## Prompt
How many lines of the entries hold the string "icon"? Reply with the number alone.

## Record extracts
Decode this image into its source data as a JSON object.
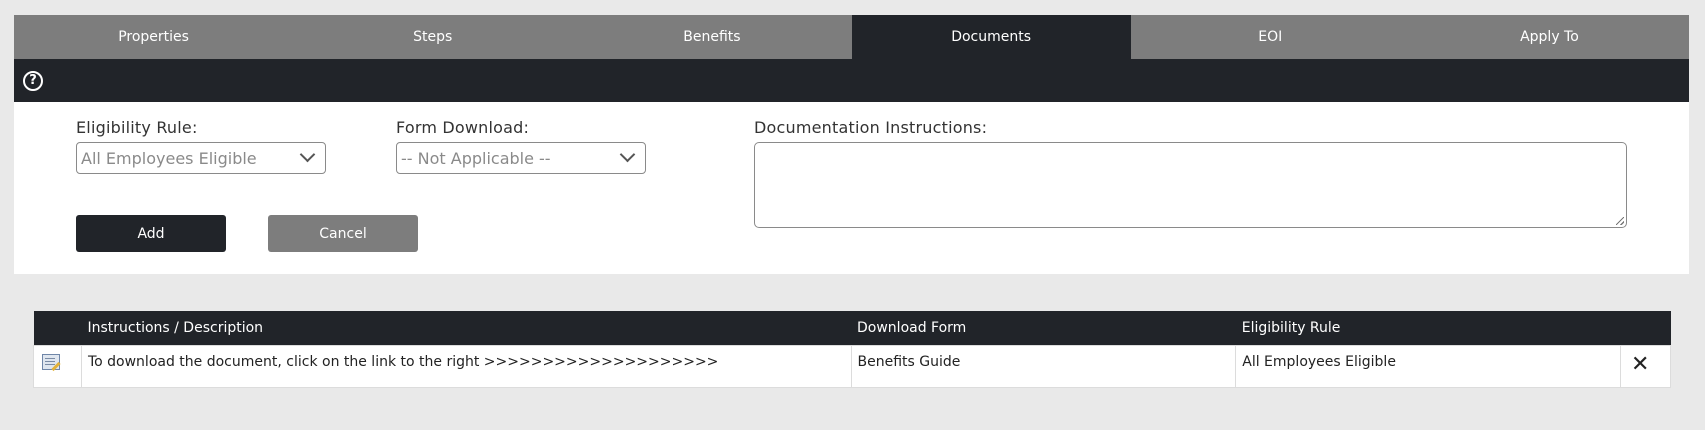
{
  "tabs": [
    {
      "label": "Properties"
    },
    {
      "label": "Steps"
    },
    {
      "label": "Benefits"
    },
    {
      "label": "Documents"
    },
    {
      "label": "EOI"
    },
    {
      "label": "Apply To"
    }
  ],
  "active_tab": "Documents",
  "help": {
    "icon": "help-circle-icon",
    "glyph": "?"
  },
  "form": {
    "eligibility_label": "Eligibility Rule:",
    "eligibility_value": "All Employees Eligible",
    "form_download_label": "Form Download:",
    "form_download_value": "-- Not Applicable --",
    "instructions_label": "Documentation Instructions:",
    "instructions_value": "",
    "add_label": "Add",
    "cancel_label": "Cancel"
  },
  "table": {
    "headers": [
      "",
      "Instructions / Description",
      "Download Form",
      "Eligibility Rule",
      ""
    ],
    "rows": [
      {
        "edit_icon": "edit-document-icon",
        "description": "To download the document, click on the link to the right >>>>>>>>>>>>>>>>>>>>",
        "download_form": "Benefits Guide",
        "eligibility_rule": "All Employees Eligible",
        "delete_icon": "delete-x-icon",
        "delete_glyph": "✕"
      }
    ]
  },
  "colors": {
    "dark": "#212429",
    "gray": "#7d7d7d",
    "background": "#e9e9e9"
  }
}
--
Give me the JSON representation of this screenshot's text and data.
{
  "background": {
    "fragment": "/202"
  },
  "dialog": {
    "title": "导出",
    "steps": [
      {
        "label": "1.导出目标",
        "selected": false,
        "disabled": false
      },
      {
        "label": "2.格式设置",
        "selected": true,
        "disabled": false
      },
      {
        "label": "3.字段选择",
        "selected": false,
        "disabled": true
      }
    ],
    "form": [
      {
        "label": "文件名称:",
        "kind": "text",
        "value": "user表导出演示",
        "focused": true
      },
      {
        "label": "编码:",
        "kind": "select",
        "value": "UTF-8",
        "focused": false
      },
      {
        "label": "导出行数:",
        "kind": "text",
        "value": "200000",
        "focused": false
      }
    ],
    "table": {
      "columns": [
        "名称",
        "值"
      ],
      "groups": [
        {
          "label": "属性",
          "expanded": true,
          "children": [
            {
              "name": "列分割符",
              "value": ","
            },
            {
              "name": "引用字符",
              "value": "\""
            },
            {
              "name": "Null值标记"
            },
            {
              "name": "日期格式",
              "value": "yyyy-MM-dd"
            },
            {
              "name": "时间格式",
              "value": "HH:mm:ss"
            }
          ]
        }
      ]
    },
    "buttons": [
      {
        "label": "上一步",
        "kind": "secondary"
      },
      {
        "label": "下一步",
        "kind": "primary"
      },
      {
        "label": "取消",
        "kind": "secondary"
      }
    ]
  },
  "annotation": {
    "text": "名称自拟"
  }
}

## Exercise solution
3